“They said that if I didn’t get a policy, they would institute one for me with a price,” Herzog said. “I called my homeowners’ insurance… and they said I would have to hire a private elevation specialist, and I’d have to go to the town or the county in order to get a certificate of elevation. There are so many things that would have to be done in order to hope for a lower insurance rate that it was prohibitive. You might as well roll over and take the punishment with the policy that they’re offering you.”
Herzog said that from looking at the flood plain map, her house is not in the flood plain area.
“Because any part of my property has floodability, they said you have to have flood insurance, according to the rules,” she said. “We’re kind of at their mercy.”

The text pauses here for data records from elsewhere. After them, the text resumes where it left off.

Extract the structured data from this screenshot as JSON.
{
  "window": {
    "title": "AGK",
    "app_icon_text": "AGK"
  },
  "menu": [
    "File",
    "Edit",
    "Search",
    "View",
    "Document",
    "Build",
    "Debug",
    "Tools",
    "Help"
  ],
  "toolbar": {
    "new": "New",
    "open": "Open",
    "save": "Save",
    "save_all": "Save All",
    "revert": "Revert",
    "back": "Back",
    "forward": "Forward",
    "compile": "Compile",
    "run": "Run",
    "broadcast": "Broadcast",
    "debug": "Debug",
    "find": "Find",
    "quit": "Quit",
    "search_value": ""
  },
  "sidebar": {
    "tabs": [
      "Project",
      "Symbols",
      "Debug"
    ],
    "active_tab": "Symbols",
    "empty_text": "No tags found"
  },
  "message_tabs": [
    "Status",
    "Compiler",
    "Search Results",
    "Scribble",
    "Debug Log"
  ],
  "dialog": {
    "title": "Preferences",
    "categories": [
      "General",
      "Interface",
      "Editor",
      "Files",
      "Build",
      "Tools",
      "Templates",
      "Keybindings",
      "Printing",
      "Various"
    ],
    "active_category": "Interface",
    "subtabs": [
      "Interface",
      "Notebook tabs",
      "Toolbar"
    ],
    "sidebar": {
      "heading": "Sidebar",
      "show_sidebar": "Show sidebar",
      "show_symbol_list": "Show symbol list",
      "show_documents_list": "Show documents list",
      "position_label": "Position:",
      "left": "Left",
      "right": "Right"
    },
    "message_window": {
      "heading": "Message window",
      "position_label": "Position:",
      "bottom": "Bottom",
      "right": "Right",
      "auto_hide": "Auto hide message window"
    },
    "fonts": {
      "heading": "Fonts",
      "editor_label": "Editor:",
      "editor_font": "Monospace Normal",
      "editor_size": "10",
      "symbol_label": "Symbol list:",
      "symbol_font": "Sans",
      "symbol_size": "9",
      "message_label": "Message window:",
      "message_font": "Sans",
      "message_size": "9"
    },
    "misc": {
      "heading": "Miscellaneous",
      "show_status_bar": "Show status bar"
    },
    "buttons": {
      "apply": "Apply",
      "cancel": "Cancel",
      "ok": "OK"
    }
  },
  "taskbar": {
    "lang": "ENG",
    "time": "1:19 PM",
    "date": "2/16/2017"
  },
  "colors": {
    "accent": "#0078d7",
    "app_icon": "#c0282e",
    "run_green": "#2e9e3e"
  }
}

Mayor Dave Browning said the town spent money getting the flood plain map revised.
“We eliminated a tremendous number of homes that were in the original flood plain that were taken out,” Browning said. “What bothers me is that big chunks of Palm Beach County are 10 or 11 feet above sea level and they’re not in flood zones. Our canals are kept at 16.5 [feet], which means most of us in Loxahatchee Groves are anywhere from 19 to 22 [feet], and the federal government, in its wisdom, says we’re in a flood zone.”
Cirullo said the ordinance is essentially a template supplied by FEMA.
“If you have additional comments or questions tonight, we can try to contact them until they cut us off,” Cirullo said, adding that the council is not required to approve the ordinance, but if it is not in place, federal flood insurance will not be available to residents.
“When someone comes in for new construction, needs a permit, this will be an additional layer of review, but passing this is not going to require the town to go out there and do a survey of the existing conditions of all the properties,” he said.
Councilman Ryan Liang made a motion to approve the preliminary reading of the ordinance, but specified that it must be reviewed by the Planning & Zoning Committee and the Unified Land Development Committee, which carried 5-0.